If you haven’t seen these hilarious West Indian Instagram stars, you’re in for a treat. #DWL (aka, “dead wid laugh”)
In order to cast her henchwomen for her acclaimed “BBHMM” video, Rihanna took to Instagram to find the perfect accomplices to work alongside her.
Three months ago she was wowed by a selfie taken by Sanam better known under her @TrustMeDaddy Instagram alias. Rih began to follow the Indian beauty and sent her a direct message saying, “Hey, I have this idea I want to run by you. I think you’re so f*cking rare. Let me know if you’re interested.”
Afterward, the production company who produced the BBHMM video contacted Sanam to confirm casting. Before she knew it, Sanam was flown out to Los Angeles to star in Rihanna’s first co-directed music video.
In an interview with VICE, Sanam shared what it was like working on set and how she plans to use the exposure she received from the video to help with her art career.

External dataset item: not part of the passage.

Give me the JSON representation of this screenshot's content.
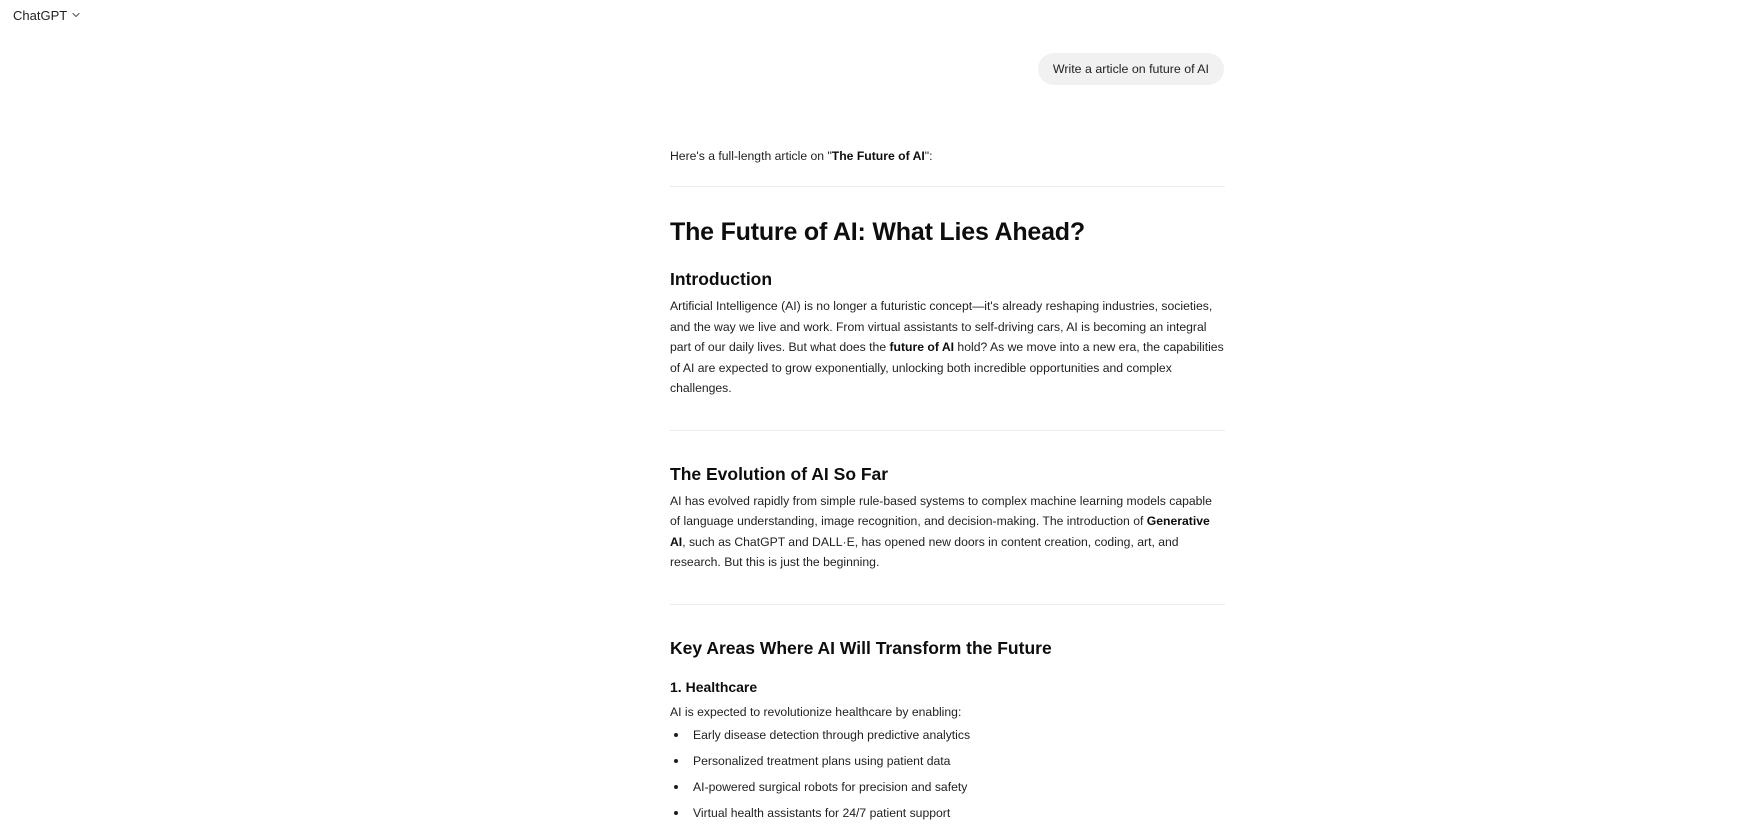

VICE: You posted an Instagram snapshot of Rihanna following your account a few months ago. What happened between Rihanna following you on Instagram three months ago, to Rihanna casting you as her co-star in her new video?
Sanam: I went to work, and I got a DM from her on Instagram. She was like, “Hey, I have this idea I want to run by you. I think you’re so fucking rare. Let me know if you’re interested.” I had no idea what she was talking about. I was just freaking out, because Rihanna is messaging me on Instagram, telling me that she thinks I’m cool. Then I got another message from someone who works for the production company that made the video, and they were like, “We want to put you in Rihanna’s video! Send us an email or give us a call.” At first, I was just like, This can’t be real. This is really weird. I don’t know about this. But I ended up getting in touch with the guy who messaged me and it was all legit. I spent my entire day at work going back and forth talking to them. At the end of the day, they were like, “We just got the confirmation from Rih: We want to cast you, and we want to fly you out tomorrow.” And I flew down there the next day. She followed me on Instagram on a Wednesday night, and then I was in LA on Friday morning. It was crazy.
VICE: It’s already a pretty iconic video. How did they describe the concept to you?
Sanam: For the first few days, I had a general idea of what was going to happen. We’re going to be kidnapping this person and you guys are going to be her henchmen and you just have to be really tough. I think the term they used was “bad b*tch.” When they told me more about the video, I was like, Holy shit. Knowing Rih, I knew this shit was going to be super controversial.
VICE: What was she like in person?
Sanam: She’s so sweet. She was showering us with compliments. She is so fucking real and down-to-earth, which is the corniest thing to say about a famous person, but she really is. When we were down there, the first day I met her, I was like, “How did you find me?” She was like, “I saw you on my Explore page.” She saw that picture of me where I was wearing my nath and my tika. She was like, “I just thought you were so cool, and I was like, I don’t know if I should message her or not. I don’t know if she’s going to be down.” I’m just sitting there, like, “Are you crazy? How could you be nervous to message me?”
To read Sanam’s entire interview, click here.
Further proof that a good IG account can get you a job.
Is it just me, or are the celebrities who can be a bit too much the best ones to follow on Instagram? From nude photos to sharing sext messages accidentally, these celebrities have scandalized Instagram (all while keeping their followers entertained).